First, police yourself. I do. Obsessively. Yeah, I let certain words get through. I tell people I grew up in Heinlein books, they’re part of who I am and you write from who you are. Deal. I disagree with my literary daddy enough on matters of future history, (well, I grew up in different countries and generations) that we don’t overlap enough to repeat the same stories. Yes, you could say Darkship is my answer to Friday – and to an extent A Few Good Men is my answer to TMIAHM, (which remains my favorite book) but the actuation of the same “principles” in very differently built worlds makes ALL the difference. And “Yes but” is a valid reason to write a science fiction novel.
Where you need to police yourself is in the things you don’t/wouldn’t think of stealing. They’re not part of you. You don’t read them for fun. There is a reason most of us – unless editing or working with half a dozen VERY close friends/mentees – don’t read other people’s stuff. I’ve had newbies ping me on facebook begging me to read their novel and tell them if they’re aiming in the right direction.

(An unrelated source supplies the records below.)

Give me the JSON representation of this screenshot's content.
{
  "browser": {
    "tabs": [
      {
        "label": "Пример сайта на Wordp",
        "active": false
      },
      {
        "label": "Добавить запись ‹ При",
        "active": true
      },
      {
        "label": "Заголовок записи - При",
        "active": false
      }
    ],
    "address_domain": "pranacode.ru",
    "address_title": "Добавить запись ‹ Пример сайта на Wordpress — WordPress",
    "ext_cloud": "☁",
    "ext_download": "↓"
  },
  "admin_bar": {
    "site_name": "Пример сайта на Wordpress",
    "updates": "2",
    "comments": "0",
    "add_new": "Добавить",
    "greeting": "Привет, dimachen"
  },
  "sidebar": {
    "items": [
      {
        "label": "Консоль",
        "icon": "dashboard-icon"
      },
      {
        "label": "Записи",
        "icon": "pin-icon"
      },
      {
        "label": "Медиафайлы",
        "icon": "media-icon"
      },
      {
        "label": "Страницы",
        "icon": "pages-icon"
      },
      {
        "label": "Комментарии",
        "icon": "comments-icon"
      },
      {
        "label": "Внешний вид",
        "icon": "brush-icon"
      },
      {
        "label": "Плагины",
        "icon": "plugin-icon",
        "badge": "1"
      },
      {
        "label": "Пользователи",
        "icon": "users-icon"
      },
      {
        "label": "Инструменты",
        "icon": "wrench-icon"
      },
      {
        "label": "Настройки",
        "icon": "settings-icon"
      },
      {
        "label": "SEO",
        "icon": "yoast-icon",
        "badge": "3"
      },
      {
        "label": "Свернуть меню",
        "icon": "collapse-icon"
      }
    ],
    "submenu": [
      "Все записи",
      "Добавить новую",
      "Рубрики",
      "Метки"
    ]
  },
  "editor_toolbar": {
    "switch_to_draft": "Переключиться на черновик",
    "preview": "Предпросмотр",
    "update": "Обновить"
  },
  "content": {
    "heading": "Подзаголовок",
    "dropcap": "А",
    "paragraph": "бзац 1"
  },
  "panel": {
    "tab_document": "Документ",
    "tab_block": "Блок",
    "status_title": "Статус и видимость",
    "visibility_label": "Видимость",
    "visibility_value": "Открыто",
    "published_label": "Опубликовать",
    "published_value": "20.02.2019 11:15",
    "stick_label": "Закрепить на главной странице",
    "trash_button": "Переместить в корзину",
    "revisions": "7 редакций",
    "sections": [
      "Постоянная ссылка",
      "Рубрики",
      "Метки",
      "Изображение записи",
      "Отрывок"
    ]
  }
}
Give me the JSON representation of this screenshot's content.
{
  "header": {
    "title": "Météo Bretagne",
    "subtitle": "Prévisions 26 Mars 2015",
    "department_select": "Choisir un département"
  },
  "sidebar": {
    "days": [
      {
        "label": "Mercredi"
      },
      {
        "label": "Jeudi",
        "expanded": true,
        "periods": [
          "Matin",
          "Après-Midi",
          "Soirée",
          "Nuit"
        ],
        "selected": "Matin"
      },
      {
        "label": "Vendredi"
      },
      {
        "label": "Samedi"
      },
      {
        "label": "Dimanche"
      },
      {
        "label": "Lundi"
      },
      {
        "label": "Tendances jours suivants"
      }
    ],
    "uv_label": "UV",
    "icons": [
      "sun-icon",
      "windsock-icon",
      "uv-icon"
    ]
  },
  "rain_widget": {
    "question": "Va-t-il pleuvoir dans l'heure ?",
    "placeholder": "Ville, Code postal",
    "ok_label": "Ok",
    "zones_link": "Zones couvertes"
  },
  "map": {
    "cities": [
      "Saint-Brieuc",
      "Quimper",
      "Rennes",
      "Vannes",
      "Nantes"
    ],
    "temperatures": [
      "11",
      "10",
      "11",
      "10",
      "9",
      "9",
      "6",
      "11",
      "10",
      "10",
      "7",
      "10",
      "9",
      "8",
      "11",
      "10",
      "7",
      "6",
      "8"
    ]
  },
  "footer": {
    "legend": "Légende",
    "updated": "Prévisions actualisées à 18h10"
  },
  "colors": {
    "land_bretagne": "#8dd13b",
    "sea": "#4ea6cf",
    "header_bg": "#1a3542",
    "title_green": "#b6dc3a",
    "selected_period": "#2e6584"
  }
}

Beyond the fact that I just don’t have TIME, it terrifies me. The things I’ve found getting under my radar (never more than a paragraph or a character name) are usually from stuff I read from my kids, or a sentence in a news blog.
You’re only human. You’ll “lift” minor stuff. But do try to prevent yourself from doing it.
Second – police others. NOT obsessively, and for the love of heaven, don’t go and report someone to Amazon because you “think you read it somewhere” like that boneheaded boy in my sixth grade comp class. (He’s so lucky I’ve forgotten his name, isn’t he?) BUT if you come across a passage and remember it from another book, go and check. Apparently there is the charming habit of lifting wholesale and reselling under another name/cover. So, if you find one of those, yeah, that’s reason to report it. (No, I don’t mean same plot. If you read Romance, or some fantasy, you’d NEVER do anything else. I mean, if it’s word per word the same book. Report it. DO.)
If it’s not word per word, but you find a few pages (let’s not try to go to the level of a sentence or two. That’s just … what it is. Sometimes a sentence is just right, and you don’t remember reading it before, and if you’re head is a word-cement-mixer it can happen.) that are the same, it might be appropriate to tell the author. Politely and under “Well, sorry. I don’t think you realize you did that.” And then of course that author bears watching. VERY carefully. And if you get one of those emails and they are right, DO watch yourself. (No, it’s never happened to me. NO, I don’t think it could happen. Not pages, word per word. BUT I’ve been very ill while writing some books, and I wrote one – Draw One In The Dark – while so concussed I was experiencing “lost time”. Could I have done it then? Gah. At the time I was terrified I was killing people during the hours I’d lost. [As far as I can tell, mostly I went shopping. Which is just weird.])
I’m firmly convinced no more plagiarism is taking place than ever has. It’s just that now it’s our responsibility and we don’t want it to give indie a bad name. The big guys only need an excuse to regulate us out the whazoo.
Third and most importantly: if you have kids, if you mentor kids, if you teach – teach them what true creativity is, and what plagiarism is. Teach them plagiarism is illegal. Explain that intellectual property IS still property. And that writing the same story but calling the kid Mike is not wildly creative. Explain to them that data might be free, but the compilation of data isn’t. Story forms might be free, but the expression of the story ISN’T.
Kids aren’t stupid. They will learn. It’s just that no one is teaching them.